More than 800 attorneys and judges from northern New Jersey participated in the 15th annual Jewish Law Symposium, held on October 4. It was live at the Birchwood Manor in Whippany and also available online. It featured a panel discussion, “Balancing Professional and Personal Life — Ethical Lessons from a year like no other.”
Rachel Freier, who is chasidic and a judge in the New York City Criminal Court, and Rabbi Shalom Lubin of Chabad of SE Morris County, the founder of the Jewish Law Symposium, moderated a panel discussion featuring Christine A. Amalfe Esq., chair of the labor and employment division at Gibbons; Warren A. Usatine, a co-managing partner at Cole Schotz; and Heidi K. Gardner, PhD, a fellow at Harvard Law School.
“The laws and ethics of the Talmud have served as a cornerstone of humanity’s civil and moral infrastructure, while shaping its legal judicial systems,” Rabbi Lubin said. “Working from home during the pandemic has created all sorts of challenges and opportunities in the quest to balance professional and personal lives, and it was very exciting to explore this topic through the lens of the Talmud and 2,000 years of Jewish ethics and wisdom.”

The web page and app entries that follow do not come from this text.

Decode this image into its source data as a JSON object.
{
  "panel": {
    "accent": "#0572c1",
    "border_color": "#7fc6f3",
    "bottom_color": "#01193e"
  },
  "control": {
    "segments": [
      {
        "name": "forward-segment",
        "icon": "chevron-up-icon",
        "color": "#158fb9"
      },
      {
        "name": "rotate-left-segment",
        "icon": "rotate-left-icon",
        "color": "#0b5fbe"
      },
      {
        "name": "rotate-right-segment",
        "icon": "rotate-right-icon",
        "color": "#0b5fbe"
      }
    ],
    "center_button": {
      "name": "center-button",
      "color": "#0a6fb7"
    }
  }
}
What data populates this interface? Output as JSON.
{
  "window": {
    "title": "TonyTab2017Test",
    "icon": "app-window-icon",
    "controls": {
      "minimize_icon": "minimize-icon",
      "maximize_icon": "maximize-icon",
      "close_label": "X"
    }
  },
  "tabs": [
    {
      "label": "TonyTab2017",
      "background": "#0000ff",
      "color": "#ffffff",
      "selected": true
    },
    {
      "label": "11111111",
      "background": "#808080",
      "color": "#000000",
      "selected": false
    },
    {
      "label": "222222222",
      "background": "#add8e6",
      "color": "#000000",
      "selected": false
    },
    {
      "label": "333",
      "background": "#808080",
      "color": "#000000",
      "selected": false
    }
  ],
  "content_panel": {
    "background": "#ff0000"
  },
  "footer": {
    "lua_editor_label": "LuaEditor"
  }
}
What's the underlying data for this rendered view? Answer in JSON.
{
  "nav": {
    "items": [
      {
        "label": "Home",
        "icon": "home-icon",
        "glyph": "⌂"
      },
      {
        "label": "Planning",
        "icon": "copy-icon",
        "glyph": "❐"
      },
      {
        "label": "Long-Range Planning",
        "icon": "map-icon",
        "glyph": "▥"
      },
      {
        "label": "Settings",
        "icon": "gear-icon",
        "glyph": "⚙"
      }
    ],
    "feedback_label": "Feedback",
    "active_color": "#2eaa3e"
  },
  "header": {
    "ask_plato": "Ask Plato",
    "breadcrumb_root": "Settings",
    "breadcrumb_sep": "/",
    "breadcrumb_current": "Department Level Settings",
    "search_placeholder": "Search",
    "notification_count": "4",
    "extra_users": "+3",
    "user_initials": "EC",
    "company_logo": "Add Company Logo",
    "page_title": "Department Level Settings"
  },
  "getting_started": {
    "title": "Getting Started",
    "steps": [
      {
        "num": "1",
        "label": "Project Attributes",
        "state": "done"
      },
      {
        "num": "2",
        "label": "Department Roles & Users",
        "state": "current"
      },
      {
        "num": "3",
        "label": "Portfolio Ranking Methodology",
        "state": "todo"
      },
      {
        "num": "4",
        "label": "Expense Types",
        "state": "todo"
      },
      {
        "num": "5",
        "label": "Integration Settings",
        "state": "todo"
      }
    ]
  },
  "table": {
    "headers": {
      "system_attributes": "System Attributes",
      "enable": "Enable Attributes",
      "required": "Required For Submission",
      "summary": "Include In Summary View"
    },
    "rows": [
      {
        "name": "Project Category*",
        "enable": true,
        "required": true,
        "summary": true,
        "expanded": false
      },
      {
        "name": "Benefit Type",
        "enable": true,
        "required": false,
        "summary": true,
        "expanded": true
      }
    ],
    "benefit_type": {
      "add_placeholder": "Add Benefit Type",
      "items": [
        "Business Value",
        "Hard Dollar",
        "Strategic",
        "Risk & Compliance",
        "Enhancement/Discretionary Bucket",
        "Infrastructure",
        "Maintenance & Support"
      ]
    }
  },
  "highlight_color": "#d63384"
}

“I find this program to be intellectually stimulating and fascinating; I love attending every year,” Cary B. Cheifetz of Ceconi & Cheifetz, who chaired the panel, said. “If you come to the Jewish Law Symposium, you will walk away with a body of knowledge you will never forget.”
Over the last 15 years, the symposium has become a premier educational event in the New Jersey legal community. Past panelists include Chief Justice Stuart Rabner, U.S. Attorney Paul J. Fishman, NJ Supreme Court Justices Barry T. Albin, Gary S. Stein, and Virginia Long; RWJBarnabas Health CEO Barry H. Ostrowsky, and John J. Farmer, a former dean at the law school at Rutgers.
The Jewish Law Symposium is a project of Rabbinical College of America. For more information, go to chabadcares.com or call (973) 377-0707.